◆ What you need to do ◆
For this exercise, write out each entry below exactly as it reads.
[[ Given data open ]]
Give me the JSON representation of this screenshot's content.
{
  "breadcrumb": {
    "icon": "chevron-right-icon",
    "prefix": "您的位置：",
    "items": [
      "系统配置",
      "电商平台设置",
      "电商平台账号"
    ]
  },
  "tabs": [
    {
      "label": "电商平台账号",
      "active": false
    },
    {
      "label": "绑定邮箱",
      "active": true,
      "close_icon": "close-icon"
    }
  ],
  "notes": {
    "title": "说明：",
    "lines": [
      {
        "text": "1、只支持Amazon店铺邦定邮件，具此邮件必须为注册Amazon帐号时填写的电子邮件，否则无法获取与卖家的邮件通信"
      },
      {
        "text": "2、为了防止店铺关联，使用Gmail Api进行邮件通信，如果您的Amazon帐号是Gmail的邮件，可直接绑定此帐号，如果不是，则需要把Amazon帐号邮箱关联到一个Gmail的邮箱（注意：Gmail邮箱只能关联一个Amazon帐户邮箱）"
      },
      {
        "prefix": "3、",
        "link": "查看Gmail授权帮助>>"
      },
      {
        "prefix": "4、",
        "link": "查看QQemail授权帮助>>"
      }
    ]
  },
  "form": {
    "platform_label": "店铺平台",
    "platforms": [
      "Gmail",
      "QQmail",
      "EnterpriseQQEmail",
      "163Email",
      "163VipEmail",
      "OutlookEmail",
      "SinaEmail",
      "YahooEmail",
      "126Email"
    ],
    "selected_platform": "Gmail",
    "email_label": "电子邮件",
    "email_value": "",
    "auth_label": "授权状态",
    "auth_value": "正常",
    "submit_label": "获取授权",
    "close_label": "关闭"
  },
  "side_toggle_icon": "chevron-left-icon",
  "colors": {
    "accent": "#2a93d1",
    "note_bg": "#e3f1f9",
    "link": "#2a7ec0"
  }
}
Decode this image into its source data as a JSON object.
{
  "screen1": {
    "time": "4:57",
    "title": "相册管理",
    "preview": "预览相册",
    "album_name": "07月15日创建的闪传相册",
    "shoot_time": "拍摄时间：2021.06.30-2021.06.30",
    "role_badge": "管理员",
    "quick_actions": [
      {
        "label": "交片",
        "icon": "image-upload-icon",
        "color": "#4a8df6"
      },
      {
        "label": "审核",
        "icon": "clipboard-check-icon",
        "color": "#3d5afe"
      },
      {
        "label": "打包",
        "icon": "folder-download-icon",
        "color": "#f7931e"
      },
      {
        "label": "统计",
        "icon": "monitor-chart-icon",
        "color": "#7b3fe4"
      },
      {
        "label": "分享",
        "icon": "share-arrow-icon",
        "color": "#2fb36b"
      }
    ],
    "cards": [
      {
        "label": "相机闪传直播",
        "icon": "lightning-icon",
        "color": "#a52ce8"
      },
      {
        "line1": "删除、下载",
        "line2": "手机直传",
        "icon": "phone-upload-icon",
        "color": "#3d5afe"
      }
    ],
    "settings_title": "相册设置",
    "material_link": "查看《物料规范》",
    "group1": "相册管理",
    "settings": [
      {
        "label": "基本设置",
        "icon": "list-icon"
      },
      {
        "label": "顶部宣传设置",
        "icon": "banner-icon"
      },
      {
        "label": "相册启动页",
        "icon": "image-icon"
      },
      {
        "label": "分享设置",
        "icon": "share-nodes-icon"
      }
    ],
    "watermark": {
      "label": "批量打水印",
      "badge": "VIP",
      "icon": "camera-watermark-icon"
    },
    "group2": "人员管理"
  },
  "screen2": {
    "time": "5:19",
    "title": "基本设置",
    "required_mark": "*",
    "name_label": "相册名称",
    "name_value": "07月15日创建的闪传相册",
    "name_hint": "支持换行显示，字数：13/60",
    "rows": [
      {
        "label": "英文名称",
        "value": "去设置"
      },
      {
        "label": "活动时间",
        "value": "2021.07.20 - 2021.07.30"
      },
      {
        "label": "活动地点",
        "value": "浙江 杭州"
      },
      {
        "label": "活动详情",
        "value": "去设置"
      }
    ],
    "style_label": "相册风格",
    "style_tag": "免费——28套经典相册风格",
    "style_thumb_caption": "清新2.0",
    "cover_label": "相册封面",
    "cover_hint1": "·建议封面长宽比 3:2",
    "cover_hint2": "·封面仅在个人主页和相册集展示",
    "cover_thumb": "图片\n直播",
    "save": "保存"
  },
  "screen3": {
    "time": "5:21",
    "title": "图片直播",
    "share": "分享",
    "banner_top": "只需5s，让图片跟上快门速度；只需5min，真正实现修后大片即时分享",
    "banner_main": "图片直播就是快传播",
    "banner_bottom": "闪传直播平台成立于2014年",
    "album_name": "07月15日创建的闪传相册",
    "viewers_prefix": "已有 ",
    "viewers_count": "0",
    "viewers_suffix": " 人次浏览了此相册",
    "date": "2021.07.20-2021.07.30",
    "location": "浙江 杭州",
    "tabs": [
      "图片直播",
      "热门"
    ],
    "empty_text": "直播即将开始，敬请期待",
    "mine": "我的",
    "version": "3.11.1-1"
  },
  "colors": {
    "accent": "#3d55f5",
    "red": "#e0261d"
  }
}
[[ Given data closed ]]
◆ Task answer ◆
Give me the JSON representation of this screenshot's content.
{
  "breadcrumb": {
    "icon": "chevron-right-icon",
    "prefix": "您的位置：",
    "items": [
      "系统配置",
      "电商平台设置",
      "电商平台账号"
    ]
  },
  "tabs": [
    {
      "label": "电商平台账号",
      "active": false
    },
    {
      "label": "绑定邮箱",
      "active": true,
      "close_icon": "close-icon"
    }
  ],
  "notes": {
    "title": "说明：",
    "lines": [
      {
        "text": "1、只支持Amazon店铺邦定邮件，具此邮件必须为注册Amazon帐号时填写的电子邮件，否则无法获取与卖家的邮件通信"
      },
      {
        "text": "2、为了防止店铺关联，使用Gmail Api进行邮件通信，如果您的Amazon帐号是Gmail的邮件，可直接绑定此帐号，如果不是，则需要把Amazon帐号邮箱关联到一个Gmail的邮箱（注意：Gmail邮箱只能关联一个Amazon帐户邮箱）"
      },
      {
        "prefix": "3、",
        "link": "查看Gmail授权帮助>>"
      },
      {
        "prefix": "4、",
        "link": "查看QQemail授权帮助>>"
      }
    ]
  },
  "form": {
    "platform_label": "店铺平台",
    "platforms": [
      "Gmail",
      "QQmail",
      "EnterpriseQQEmail",
      "163Email",
      "163VipEmail",
      "OutlookEmail",
      "SinaEmail",
      "YahooEmail",
      "126Email"
    ],
    "selected_platform": "Gmail",
    "email_label": "电子邮件",
    "email_value": "",
    "auth_label": "授权状态",
    "auth_value": "正常",
    "submit_label": "获取授权",
    "close_label": "关闭"
  },
  "side_toggle_icon": "chevron-left-icon",
  "colors": {
    "accent": "#2a93d1",
    "note_bg": "#e3f1f9",
    "link": "#2a7ec0"
  }
}
Decode this image into its source data as a JSON object.
{
  "screen1": {
    "time": "4:57",
    "title": "相册管理",
    "preview": "预览相册",
    "album_name": "07月15日创建的闪传相册",
    "shoot_time": "拍摄时间：2021.06.30-2021.06.30",
    "role_badge": "管理员",
    "quick_actions": [
      {
        "label": "交片",
        "icon": "image-upload-icon",
        "color": "#4a8df6"
      },
      {
        "label": "审核",
        "icon": "clipboard-check-icon",
        "color": "#3d5afe"
      },
      {
        "label": "打包",
        "icon": "folder-download-icon",
        "color": "#f7931e"
      },
      {
        "label": "统计",
        "icon": "monitor-chart-icon",
        "color": "#7b3fe4"
      },
      {
        "label": "分享",
        "icon": "share-arrow-icon",
        "color": "#2fb36b"
      }
    ],
    "cards": [
      {
        "label": "相机闪传直播",
        "icon": "lightning-icon",
        "color": "#a52ce8"
      },
      {
        "line1": "删除、下载",
        "line2": "手机直传",
        "icon": "phone-upload-icon",
        "color": "#3d5afe"
      }
    ],
    "settings_title": "相册设置",
    "material_link": "查看《物料规范》",
    "group1": "相册管理",
    "settings": [
      {
        "label": "基本设置",
        "icon": "list-icon"
      },
      {
        "label": "顶部宣传设置",
        "icon": "banner-icon"
      },
      {
        "label": "相册启动页",
        "icon": "image-icon"
      },
      {
        "label": "分享设置",
        "icon": "share-nodes-icon"
      }
    ],
    "watermark": {
      "label": "批量打水印",
      "badge": "VIP",
      "icon": "camera-watermark-icon"
    },
    "group2": "人员管理"
  },
  "screen2": {
    "time": "5:19",
    "title": "基本设置",
    "required_mark": "*",
    "name_label": "相册名称",
    "name_value": "07月15日创建的闪传相册",
    "name_hint": "支持换行显示，字数：13/60",
    "rows": [
      {
        "label": "英文名称",
        "value": "去设置"
      },
      {
        "label": "活动时间",
        "value": "2021.07.20 - 2021.07.30"
      },
      {
        "label": "活动地点",
        "value": "浙江 杭州"
      },
      {
        "label": "活动详情",
        "value": "去设置"
      }
    ],
    "style_label": "相册风格",
    "style_tag": "免费——28套经典相册风格",
    "style_thumb_caption": "清新2.0",
    "cover_label": "相册封面",
    "cover_hint1": "·建议封面长宽比 3:2",
    "cover_hint2": "·封面仅在个人主页和相册集展示",
    "cover_thumb": "图片\n直播",
    "save": "保存"
  },
  "screen3": {
    "time": "5:21",
    "title": "图片直播",
    "share": "分享",
    "banner_top": "只需5s，让图片跟上快门速度；只需5min，真正实现修后大片即时分享",
    "banner_main": "图片直播就是快传播",
    "banner_bottom": "闪传直播平台成立于2014年",
    "album_name": "07月15日创建的闪传相册",
    "viewers_prefix": "已有 ",
    "viewers_count": "0",
    "viewers_suffix": " 人次浏览了此相册",
    "date": "2021.07.20-2021.07.30",
    "location": "浙江 杭州",
    "tabs": [
      "图片直播",
      "热门"
    ],
    "empty_text": "直播即将开始，敬请期待",
    "mine": "我的",
    "version": "3.11.1-1"
  },
  "colors": {
    "accent": "#3d55f5",
    "red": "#e0261d"
  }
}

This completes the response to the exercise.